▶ **Task objective**:
Scan the entries below. List each line with "Power".

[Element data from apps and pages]
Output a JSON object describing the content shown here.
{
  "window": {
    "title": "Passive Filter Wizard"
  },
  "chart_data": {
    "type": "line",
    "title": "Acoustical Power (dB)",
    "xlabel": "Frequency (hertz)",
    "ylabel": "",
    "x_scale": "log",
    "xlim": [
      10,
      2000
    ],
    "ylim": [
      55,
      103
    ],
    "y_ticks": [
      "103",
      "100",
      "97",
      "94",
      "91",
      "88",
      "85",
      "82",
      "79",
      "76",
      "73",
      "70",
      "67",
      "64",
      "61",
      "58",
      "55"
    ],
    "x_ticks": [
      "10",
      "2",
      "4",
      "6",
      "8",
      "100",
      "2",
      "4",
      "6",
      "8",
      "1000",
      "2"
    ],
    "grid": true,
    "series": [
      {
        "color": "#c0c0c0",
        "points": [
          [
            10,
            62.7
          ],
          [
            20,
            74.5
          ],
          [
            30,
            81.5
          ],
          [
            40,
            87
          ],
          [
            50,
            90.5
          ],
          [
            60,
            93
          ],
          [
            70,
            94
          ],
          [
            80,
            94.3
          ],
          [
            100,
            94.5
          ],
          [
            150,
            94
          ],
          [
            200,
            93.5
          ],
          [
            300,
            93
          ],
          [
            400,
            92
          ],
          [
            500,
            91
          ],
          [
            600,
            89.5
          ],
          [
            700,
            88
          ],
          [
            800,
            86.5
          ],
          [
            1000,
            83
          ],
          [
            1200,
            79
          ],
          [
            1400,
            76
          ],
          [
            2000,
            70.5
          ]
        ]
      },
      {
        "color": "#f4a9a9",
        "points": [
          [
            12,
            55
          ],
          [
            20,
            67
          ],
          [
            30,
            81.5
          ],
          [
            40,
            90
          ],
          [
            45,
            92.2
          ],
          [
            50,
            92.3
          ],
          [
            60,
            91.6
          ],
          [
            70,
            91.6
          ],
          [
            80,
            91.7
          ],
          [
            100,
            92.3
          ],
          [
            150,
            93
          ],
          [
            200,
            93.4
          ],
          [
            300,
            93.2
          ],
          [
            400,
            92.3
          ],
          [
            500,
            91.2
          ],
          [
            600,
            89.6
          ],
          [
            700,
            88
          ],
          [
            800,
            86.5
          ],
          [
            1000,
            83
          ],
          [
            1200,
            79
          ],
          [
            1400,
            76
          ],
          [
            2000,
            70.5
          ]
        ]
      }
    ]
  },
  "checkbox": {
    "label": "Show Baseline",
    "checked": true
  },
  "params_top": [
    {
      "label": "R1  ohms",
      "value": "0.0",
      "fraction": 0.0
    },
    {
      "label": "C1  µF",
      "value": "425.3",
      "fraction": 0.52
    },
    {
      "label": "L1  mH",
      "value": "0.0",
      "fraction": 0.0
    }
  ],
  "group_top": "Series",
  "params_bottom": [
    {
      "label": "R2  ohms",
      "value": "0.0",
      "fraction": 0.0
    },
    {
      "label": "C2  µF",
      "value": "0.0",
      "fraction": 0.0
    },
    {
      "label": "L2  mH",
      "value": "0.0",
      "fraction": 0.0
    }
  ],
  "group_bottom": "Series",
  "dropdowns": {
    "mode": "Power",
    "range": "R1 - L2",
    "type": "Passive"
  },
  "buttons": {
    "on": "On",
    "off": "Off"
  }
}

▶ **Written answer**:
    "title": "Acoustical Power (dB)",
    "mode": "Power",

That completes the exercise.